This level of comfort is critical for developing the mentoring relationship and helping the mentee to open up to the mentor. It will also allow the mentor insight and perspective into the mentee’s thought process and problem solving approach, which will grant them greater opportunity to coach and develop the mentee.
Step Six: Allow for risk taking
If Step 5 is fully embraced, Step 6 should naturally follow. As the hierarchical relationship is dismantled, and the mentee is encouraged to be open, honest and transparent with the mentor, the mentee should feel well-supported in risk taking. That said, the mentor should always continue to be direct in this piece of advice, as it is critical to the development of the mentee.
Encouraging the mentee to take risks, while providing a safety net, will help them to grow, learn and, critically, fail. Without failure, the mentoring relationship does not reach peak value. The mentor’s role as a sounding board and advice giver is helpful, but the true role as a coach truly comes in while assisting the mentee in how to respond to and learn from failures and setbacks.
A strong mentor will not only accept these failures as okay, but encourage the risk taking that makes them inevitable.
Step Seven: Take an active approach to being a mentor

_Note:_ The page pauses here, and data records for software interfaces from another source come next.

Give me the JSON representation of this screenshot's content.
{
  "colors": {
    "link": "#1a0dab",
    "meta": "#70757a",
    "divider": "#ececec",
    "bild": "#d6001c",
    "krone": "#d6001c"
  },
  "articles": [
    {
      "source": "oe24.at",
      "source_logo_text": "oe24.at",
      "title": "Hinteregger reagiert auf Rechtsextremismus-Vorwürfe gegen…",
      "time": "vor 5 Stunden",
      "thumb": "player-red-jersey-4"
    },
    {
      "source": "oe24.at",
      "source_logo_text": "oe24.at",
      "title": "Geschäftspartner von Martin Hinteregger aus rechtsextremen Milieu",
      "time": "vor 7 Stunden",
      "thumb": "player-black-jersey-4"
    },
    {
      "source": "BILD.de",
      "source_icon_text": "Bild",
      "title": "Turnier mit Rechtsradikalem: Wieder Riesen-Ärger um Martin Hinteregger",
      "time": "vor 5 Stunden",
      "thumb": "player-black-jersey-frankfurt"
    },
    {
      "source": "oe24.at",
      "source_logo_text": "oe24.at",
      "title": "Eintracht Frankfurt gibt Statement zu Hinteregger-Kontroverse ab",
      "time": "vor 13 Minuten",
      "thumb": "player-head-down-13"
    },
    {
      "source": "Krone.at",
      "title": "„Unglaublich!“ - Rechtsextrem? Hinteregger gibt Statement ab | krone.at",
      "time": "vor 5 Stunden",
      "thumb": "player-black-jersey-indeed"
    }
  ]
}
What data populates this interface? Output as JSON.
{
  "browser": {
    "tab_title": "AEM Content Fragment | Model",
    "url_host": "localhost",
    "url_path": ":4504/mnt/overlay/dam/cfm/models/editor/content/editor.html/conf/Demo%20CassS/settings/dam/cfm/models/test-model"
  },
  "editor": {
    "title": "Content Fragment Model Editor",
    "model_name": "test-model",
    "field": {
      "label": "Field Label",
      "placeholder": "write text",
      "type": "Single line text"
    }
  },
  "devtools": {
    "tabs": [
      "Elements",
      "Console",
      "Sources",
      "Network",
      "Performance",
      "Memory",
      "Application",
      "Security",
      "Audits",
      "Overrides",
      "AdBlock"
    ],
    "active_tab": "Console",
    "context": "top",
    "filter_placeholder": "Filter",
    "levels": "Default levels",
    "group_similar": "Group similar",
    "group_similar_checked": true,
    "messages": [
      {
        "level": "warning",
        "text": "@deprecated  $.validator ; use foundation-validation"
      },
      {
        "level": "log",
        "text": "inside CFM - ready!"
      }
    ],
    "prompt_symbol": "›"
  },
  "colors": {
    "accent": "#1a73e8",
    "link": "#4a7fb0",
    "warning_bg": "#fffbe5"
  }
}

In a well-developed mentoring program, the mentee should always be the one accountable for leading the mentoring relationship in the form of setting meetings, establishing agendas, and coming prepared with items to discuss. That said, a mentor must be prepared to take an active approach in the relationship. This can mean different things to different leaders, and also to different mentees.
Draw from the key takeaways in step 2:
● What are the goals of the mentee?
● What are they hoping to gain from the mentoring relationship?
● How does this impact the type of mentor you need to be?
With a new recruit to the company, taking an active approach to a mentoring relationship will likely look very hands-on – introducing the employee to key relationships, identifying challenging stretch assignments for them, and providing direct feedback to them.
With a more seasoned veteran who is looking to move to a higher level of leadership, taking an active approach to a mentoring relationship might require stepping back and allowing the mentee to drive the relationship, so as to not “over-manage” the relationship.
Regardless, the approach should always be in line with the needs of the mentee, and although it is inevitable that a busy mentor’s involvement with ebb and flow, the mentor must commit to a minimum amount of involvement, and not waiver.
While mentoring is critical to developing talent and building pipelines, it is important to have a strong sense of awareness regarding one’s capacity for mentoring. It may be that at one specific moment, you would not have sufficient time and energy to dedicate to a truly supportive mentoring relationship. It is better to acknowledge this and opt out of a mentoring opportunity, than to engage in a relationship without full commitment.
Once a leader has truly committed to the relationship, provides positive support and direction to their mentee, and actively participates in the mentoring relationship, a successful mentoring relationship will naturally occur.